  2. Poor oral health can lead to disability. When most people think of physical disabilities, wheelchairs and hearing aids come to mind easily. However, if you’ve lost your ability to chew correctly because of some missing molars, then this oral issue is very much a disability.Oral conditions and disease can also cause embarrassment, pain and suffering. In addition to functional limitations, dental problems and symptoms can result in a loss of productivity.
  3. Oral disease and chronic diseases share common risk factors. Your oral and general health share potential causes and risk factors. For example, a poor diet, lack of hygiene, smoking, alcohol use and stress are shared risk factors for both health areas. To complicate things further, oral conditions and general health conditions are more likely to occur together, thus creating a knock-on effect. For example, if you become nutrient deficient because an oral infection affects your ability to chew, your immune system may become impaired – making it harder for your body to fight off the infection.
  4. Chronic diseases may cause or exacerbate oral diseases. Having a general health problem can result in oral health complications. For example, diabetics with increased blood sugar levels may also have low pH saliva and very dry mouths. Without the protective effects of saliva at normal pH levels, they are at higher risk of tooth decay, cavities and periodontal disease. And the side effects of taking certain medications alone – regardless of the disease being treated – can also result in dry mouth and the ensuing oral complications. Long-term stress and anxiety is associated with teeth clenching and grinding which can cause major teeth damage and wear & tear.
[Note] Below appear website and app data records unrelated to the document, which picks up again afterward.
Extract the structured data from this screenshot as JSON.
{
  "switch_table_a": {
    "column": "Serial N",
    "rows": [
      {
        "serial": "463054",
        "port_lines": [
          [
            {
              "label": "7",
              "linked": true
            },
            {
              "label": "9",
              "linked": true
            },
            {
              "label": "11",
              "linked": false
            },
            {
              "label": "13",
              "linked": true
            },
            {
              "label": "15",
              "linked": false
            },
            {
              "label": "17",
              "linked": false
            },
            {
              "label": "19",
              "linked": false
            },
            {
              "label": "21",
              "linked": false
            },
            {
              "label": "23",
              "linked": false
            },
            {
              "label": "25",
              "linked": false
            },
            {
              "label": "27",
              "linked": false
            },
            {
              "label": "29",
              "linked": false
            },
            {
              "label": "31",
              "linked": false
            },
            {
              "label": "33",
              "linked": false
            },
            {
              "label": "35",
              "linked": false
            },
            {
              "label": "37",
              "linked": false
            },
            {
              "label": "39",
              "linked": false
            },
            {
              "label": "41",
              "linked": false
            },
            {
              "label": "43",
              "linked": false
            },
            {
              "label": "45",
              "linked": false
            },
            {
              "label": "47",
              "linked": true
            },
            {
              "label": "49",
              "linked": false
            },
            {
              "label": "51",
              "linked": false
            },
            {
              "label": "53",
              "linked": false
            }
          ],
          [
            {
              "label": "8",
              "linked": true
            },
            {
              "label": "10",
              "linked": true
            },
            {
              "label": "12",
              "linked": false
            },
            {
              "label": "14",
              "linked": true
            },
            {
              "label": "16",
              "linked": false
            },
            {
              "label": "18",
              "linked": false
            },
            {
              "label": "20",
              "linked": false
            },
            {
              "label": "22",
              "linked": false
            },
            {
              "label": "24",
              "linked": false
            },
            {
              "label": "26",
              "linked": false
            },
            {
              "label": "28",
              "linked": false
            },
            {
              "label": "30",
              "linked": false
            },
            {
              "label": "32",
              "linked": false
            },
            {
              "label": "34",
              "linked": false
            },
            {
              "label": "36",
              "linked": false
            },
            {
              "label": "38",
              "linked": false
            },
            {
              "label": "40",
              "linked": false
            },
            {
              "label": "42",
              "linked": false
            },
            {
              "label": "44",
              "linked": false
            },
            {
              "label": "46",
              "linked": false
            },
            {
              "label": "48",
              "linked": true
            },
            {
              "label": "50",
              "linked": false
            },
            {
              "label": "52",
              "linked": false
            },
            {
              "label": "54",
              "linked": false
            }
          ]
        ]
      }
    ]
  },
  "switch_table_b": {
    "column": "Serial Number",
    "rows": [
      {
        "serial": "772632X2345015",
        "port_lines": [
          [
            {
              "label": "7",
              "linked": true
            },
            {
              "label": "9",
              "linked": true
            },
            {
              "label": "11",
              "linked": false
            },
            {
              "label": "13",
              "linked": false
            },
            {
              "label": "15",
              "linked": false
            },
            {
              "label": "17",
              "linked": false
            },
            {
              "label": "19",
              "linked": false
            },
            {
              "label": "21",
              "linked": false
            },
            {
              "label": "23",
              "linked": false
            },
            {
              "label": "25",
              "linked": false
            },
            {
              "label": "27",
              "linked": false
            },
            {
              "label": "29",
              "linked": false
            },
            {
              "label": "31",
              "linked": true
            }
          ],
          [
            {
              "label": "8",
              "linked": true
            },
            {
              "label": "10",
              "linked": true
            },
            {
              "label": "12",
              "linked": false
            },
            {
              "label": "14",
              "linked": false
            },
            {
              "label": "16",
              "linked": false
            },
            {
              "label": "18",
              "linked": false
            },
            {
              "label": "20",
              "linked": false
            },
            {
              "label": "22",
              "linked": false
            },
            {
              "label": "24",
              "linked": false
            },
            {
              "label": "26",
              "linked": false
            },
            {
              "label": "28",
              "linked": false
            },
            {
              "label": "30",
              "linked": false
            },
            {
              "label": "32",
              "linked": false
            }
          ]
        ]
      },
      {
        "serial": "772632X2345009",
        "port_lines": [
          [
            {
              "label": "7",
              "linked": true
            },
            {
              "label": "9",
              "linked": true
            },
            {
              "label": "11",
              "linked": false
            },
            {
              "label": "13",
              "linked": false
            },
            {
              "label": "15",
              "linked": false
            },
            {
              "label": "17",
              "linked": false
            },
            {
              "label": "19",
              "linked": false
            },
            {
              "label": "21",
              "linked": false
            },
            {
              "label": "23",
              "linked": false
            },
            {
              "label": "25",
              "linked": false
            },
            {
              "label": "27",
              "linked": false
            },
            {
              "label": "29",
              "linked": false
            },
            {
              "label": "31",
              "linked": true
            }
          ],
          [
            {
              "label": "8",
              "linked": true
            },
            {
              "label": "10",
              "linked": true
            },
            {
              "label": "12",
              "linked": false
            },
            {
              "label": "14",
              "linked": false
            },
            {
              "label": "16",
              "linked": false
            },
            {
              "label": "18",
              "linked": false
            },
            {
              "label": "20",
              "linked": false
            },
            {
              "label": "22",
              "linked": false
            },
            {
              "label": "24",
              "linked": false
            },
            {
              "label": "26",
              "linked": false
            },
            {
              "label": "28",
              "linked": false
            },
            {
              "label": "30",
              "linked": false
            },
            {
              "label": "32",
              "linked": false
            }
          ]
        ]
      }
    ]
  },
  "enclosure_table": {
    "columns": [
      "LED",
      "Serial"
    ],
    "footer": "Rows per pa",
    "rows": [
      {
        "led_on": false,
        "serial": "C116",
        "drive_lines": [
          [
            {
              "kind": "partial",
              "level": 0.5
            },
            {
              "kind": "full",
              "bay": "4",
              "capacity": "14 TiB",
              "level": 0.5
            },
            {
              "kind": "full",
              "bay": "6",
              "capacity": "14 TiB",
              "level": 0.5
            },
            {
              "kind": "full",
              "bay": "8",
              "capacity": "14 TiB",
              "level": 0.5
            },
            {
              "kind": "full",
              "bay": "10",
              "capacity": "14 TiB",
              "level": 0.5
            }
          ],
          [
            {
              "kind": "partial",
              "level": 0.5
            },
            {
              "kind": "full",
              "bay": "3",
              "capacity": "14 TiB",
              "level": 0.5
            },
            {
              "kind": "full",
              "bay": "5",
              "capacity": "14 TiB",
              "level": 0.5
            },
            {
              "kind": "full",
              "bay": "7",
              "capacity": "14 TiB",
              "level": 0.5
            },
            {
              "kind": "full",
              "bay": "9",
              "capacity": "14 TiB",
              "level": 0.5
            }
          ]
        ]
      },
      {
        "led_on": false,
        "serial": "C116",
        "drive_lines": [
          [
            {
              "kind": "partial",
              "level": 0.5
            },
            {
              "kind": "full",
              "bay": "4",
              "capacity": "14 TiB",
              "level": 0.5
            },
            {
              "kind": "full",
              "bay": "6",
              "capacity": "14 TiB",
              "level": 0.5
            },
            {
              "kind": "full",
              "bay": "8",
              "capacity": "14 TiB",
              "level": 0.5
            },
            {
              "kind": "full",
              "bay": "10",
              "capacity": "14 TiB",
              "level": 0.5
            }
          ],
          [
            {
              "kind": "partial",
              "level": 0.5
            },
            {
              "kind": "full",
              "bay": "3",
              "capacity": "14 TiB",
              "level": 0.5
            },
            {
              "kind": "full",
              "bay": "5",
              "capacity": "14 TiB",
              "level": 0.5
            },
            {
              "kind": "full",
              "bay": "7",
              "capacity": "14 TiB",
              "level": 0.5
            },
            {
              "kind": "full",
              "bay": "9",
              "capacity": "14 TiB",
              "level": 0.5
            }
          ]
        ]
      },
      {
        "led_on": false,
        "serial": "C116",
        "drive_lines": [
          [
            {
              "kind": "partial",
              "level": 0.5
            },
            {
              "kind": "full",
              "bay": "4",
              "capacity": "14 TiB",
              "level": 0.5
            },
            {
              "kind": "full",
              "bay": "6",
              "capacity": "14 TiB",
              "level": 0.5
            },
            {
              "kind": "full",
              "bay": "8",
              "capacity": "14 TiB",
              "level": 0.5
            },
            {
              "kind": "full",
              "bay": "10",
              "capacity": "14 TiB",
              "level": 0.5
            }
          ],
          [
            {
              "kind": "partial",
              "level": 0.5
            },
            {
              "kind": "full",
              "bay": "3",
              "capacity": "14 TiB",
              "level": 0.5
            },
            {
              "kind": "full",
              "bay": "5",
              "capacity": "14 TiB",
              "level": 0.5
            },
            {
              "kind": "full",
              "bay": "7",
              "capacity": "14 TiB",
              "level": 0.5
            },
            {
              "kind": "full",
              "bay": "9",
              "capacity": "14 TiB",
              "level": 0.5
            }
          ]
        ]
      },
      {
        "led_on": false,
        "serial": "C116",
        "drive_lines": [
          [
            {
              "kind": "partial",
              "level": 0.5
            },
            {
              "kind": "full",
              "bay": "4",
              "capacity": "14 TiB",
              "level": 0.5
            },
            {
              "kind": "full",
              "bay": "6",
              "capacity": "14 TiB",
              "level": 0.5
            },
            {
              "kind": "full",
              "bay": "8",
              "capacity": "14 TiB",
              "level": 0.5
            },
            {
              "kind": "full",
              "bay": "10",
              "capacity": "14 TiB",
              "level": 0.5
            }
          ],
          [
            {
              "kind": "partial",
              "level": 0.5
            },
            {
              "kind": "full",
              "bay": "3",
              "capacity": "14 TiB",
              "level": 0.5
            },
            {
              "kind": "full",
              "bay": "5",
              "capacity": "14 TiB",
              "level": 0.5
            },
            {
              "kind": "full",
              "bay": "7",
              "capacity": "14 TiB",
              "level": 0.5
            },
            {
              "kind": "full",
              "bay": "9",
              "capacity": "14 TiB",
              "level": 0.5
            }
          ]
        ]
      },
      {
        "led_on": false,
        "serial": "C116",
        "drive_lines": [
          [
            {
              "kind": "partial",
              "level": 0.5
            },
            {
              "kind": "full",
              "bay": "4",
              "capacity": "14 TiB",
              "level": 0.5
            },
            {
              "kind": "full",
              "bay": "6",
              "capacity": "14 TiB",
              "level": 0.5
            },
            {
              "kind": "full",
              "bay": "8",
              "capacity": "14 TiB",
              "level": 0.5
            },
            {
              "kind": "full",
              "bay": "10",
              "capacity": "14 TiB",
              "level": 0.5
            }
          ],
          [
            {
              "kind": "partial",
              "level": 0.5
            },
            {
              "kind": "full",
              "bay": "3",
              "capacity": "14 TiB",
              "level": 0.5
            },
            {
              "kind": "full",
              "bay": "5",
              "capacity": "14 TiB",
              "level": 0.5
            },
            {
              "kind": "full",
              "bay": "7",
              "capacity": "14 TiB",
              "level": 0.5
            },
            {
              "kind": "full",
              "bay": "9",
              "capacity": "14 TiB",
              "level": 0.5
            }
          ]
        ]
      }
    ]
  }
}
Achieving good oral health is beneficial not just for your teeth, gums and mouth, but also for your whole body’s health and well being. With a healthy diet, good oral care & hygiene and regular preventative dental visits, you can “fill two needs with the same deeds”!